Problem requirements -> Which of the lines below mention the word "from"? Pull each one out.
(Supplied records)
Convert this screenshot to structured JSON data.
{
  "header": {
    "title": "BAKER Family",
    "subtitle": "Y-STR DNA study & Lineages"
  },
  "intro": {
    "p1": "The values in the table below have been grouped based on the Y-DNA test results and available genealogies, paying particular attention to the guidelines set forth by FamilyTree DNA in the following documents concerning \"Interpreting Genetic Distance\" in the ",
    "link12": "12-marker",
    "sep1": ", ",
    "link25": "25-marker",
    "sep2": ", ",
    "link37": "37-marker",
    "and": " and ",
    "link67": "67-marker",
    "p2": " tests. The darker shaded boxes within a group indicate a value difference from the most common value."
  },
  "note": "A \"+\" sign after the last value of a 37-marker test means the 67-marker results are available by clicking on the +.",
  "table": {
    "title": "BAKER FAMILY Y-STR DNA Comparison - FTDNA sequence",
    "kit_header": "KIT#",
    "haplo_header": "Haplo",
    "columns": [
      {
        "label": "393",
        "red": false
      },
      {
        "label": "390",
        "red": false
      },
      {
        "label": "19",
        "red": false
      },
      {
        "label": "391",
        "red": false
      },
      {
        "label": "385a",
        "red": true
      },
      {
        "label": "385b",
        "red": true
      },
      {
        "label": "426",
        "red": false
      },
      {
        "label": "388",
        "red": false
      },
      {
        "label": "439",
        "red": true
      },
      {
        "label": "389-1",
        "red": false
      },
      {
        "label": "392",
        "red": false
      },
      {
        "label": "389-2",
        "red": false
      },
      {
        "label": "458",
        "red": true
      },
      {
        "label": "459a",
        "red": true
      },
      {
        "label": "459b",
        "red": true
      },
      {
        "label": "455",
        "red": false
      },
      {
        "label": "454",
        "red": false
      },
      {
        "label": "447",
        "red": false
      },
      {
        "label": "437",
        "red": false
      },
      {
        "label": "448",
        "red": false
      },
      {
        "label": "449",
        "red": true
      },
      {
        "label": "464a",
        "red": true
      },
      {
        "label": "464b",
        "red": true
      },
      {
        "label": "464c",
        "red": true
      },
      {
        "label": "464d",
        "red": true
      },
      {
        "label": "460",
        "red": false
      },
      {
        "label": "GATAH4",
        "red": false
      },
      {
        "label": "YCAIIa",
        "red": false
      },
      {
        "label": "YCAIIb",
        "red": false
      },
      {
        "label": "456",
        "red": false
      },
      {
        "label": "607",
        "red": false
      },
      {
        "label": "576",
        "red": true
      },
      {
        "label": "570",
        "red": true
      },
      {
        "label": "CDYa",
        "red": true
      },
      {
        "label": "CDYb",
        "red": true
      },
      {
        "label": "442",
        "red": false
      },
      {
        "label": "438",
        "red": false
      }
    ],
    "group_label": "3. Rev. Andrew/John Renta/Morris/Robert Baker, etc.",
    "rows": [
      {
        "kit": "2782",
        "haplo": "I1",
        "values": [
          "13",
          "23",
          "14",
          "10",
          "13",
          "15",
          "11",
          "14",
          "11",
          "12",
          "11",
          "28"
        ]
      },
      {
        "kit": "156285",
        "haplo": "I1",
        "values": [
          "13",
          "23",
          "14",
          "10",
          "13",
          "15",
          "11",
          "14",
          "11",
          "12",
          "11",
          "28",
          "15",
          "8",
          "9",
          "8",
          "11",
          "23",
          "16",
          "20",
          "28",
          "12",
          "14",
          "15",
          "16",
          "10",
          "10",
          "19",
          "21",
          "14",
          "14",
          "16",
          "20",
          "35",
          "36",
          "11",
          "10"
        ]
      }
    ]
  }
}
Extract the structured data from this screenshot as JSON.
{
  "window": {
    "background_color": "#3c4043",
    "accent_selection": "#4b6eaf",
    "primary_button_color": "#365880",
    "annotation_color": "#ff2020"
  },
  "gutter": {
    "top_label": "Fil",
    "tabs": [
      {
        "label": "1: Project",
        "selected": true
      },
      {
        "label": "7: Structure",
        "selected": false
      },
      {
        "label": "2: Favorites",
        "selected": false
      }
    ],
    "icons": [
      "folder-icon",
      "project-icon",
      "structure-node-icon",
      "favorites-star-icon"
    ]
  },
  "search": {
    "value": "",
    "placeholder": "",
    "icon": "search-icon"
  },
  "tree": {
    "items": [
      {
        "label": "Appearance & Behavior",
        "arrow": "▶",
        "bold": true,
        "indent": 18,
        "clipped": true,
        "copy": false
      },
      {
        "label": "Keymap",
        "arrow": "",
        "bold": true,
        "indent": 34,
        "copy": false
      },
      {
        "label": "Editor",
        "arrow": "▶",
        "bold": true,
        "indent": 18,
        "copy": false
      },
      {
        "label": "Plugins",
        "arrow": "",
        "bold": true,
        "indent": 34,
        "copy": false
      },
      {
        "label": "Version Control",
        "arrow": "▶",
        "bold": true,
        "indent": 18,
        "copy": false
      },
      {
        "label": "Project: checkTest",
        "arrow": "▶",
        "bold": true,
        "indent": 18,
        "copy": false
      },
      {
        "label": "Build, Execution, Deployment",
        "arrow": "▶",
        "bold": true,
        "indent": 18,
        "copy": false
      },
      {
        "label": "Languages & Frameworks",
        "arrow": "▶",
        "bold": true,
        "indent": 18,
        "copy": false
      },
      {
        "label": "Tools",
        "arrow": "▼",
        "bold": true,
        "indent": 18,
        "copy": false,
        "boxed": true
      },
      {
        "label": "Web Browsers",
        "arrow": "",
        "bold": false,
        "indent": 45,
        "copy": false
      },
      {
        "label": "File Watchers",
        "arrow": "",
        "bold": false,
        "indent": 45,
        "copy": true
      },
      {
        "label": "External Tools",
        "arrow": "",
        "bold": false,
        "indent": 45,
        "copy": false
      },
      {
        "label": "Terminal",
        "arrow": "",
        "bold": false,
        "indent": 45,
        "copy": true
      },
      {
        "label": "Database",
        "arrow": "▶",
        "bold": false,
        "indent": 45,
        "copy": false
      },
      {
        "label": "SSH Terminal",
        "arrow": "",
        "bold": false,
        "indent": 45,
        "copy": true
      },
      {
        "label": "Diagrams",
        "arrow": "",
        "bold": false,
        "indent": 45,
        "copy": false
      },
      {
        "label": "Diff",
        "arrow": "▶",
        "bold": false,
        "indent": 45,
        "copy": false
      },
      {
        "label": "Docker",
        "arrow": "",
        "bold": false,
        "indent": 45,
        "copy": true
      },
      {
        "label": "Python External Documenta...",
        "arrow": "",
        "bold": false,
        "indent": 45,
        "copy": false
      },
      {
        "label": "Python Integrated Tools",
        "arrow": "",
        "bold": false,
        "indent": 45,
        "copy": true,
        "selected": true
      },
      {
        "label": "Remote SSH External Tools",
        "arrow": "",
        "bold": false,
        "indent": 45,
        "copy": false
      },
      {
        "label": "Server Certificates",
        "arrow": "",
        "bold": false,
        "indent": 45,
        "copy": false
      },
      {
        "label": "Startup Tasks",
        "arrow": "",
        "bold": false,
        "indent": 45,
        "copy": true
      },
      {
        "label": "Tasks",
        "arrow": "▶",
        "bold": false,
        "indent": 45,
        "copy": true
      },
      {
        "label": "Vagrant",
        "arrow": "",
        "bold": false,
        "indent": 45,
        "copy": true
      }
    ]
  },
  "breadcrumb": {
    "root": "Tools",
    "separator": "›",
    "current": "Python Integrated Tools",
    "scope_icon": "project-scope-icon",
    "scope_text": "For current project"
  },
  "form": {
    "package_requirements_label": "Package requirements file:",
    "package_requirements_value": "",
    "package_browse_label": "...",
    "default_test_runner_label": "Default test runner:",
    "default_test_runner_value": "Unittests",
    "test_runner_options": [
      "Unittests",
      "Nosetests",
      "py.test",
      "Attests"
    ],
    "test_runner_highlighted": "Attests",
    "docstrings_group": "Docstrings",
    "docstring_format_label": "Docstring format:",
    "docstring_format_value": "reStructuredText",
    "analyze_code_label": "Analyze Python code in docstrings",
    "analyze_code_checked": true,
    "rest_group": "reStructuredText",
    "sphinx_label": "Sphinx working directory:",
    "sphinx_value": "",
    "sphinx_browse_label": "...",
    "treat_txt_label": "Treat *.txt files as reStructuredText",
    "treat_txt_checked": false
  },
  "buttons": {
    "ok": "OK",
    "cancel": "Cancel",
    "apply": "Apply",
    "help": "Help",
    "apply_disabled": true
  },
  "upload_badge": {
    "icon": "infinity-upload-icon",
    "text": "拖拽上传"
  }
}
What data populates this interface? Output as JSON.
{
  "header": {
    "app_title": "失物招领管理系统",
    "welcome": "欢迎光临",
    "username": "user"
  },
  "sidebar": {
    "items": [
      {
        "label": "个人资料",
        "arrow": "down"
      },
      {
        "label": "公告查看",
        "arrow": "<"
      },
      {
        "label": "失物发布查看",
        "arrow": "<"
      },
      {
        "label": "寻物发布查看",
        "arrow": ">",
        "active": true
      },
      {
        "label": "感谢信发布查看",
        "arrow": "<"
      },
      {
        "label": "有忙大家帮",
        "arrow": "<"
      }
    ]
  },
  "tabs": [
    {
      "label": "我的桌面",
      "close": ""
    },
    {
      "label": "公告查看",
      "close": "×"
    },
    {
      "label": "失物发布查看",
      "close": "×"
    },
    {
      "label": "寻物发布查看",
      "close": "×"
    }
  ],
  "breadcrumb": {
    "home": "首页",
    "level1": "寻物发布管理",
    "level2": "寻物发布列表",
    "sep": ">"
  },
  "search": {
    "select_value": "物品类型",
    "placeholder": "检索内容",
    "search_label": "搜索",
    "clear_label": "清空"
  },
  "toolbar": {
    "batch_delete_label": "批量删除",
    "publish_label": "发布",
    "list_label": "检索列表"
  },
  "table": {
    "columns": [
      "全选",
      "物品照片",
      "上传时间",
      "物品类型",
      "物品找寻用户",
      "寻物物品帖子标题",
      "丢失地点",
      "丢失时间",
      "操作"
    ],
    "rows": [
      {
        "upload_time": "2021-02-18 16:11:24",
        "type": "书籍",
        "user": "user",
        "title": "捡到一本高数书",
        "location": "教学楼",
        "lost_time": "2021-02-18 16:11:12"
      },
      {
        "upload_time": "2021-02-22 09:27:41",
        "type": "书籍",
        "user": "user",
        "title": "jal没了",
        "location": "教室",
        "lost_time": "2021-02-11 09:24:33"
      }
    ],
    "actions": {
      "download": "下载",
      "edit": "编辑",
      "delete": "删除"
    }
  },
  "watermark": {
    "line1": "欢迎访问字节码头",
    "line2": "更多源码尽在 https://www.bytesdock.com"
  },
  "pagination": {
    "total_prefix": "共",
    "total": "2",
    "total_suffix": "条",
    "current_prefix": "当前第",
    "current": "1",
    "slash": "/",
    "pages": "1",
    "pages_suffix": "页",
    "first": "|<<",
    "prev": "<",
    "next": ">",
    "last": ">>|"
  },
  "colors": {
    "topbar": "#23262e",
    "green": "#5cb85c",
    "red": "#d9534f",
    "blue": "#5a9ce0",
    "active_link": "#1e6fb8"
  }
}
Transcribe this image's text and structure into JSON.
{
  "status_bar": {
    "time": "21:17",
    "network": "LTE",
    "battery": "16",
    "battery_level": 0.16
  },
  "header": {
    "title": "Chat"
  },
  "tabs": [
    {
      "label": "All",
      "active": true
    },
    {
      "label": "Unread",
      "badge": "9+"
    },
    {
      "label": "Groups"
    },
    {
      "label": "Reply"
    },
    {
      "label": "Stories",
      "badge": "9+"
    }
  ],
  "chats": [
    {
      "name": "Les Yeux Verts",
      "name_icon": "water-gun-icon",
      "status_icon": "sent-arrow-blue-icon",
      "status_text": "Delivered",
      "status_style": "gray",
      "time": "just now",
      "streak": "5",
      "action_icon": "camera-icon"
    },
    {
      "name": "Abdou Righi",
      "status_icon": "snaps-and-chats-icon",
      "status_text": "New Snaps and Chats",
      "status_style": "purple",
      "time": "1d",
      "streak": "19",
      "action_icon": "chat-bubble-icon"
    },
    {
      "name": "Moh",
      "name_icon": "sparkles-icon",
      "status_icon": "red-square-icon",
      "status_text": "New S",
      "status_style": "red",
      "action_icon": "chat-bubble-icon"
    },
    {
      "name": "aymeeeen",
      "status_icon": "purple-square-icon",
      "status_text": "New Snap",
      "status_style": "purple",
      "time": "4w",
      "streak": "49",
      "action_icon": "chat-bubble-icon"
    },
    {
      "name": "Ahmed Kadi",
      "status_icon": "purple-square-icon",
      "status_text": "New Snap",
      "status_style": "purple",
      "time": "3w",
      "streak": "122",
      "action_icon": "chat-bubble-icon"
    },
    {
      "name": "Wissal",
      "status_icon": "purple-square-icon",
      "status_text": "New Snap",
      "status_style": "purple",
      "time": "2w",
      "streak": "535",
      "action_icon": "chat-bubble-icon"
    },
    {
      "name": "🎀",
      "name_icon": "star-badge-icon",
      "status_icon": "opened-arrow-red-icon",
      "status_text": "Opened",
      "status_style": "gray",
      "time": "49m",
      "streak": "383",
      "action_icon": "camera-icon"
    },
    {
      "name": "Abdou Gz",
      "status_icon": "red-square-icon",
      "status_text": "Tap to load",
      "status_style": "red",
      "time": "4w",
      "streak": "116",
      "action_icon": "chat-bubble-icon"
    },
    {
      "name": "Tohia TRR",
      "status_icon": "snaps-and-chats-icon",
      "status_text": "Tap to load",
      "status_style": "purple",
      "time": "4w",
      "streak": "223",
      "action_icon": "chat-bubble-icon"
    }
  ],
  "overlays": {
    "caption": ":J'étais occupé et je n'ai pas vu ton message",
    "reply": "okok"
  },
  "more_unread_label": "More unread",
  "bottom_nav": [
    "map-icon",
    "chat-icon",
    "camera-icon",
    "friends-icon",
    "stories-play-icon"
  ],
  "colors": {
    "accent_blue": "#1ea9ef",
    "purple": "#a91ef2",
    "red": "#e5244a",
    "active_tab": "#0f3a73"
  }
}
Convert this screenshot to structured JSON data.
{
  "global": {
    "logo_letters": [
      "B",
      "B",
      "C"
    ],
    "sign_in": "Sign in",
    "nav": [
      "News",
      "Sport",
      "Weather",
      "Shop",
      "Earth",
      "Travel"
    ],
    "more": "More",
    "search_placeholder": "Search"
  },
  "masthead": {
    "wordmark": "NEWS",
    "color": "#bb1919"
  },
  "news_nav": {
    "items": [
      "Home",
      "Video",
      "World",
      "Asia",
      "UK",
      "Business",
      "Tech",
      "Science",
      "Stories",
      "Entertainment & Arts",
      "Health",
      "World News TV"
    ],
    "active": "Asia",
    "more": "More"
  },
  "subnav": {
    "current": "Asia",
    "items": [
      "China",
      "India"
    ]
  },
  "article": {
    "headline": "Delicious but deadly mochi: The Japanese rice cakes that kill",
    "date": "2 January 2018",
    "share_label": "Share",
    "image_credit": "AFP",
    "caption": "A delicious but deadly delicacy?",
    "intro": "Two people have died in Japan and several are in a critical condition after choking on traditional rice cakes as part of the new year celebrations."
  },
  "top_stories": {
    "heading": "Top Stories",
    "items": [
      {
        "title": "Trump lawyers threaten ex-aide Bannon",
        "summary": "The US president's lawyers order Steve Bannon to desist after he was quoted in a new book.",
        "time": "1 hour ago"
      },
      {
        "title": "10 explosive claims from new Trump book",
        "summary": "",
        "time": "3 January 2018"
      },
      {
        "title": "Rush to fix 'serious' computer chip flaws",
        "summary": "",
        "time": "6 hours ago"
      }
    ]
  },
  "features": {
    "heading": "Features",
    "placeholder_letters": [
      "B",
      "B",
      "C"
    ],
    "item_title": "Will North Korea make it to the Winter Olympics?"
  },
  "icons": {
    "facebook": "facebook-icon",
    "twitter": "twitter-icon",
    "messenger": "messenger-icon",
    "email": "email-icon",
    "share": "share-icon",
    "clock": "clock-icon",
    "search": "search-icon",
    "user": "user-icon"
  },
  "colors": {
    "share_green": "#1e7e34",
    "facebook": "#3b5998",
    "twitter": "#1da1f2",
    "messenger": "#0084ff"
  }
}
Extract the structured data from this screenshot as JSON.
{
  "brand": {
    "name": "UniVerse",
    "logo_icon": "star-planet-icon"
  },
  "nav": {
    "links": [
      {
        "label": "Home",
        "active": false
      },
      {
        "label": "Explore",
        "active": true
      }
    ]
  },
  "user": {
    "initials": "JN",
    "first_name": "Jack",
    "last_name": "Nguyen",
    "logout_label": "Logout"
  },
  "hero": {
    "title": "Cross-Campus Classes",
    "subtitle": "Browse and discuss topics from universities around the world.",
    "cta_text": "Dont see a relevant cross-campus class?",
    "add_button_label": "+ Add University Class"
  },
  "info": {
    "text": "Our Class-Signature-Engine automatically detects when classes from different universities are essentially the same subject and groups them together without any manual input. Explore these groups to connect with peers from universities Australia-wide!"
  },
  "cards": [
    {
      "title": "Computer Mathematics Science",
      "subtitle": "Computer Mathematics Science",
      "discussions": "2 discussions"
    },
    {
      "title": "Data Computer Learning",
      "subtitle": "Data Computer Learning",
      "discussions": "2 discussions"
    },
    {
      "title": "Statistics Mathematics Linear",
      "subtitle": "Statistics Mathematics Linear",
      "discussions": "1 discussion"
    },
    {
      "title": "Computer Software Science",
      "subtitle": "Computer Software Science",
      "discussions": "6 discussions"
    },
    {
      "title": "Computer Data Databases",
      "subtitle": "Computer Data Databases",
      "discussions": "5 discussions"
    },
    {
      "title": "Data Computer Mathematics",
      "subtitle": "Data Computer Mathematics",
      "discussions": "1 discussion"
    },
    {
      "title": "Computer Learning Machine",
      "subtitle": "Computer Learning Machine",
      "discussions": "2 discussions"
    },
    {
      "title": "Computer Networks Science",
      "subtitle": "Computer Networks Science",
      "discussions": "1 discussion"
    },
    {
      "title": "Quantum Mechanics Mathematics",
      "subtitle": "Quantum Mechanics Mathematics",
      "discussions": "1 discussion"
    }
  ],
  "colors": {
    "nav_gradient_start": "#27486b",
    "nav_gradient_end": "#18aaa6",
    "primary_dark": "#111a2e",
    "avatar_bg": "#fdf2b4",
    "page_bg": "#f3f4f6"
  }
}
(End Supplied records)
Output for this task ->
    "p2": " tests. The darker shaded boxes within a group indicate a value difference from the most common value."
Extract the structured data from this screenshot as JSON.
        "title": "10 explosive claims from new Trump book",
Extract the structured data from this screenshot as JSON.
    "subtitle": "Browse and discuss topics from universities around the world.",
    "text": "Our Class-Signature-Engine automatically detects when classes from different universities are essentially the same subject and groups them together without any manual input. Explore these groups to connect with peers from universities Australia-wide!"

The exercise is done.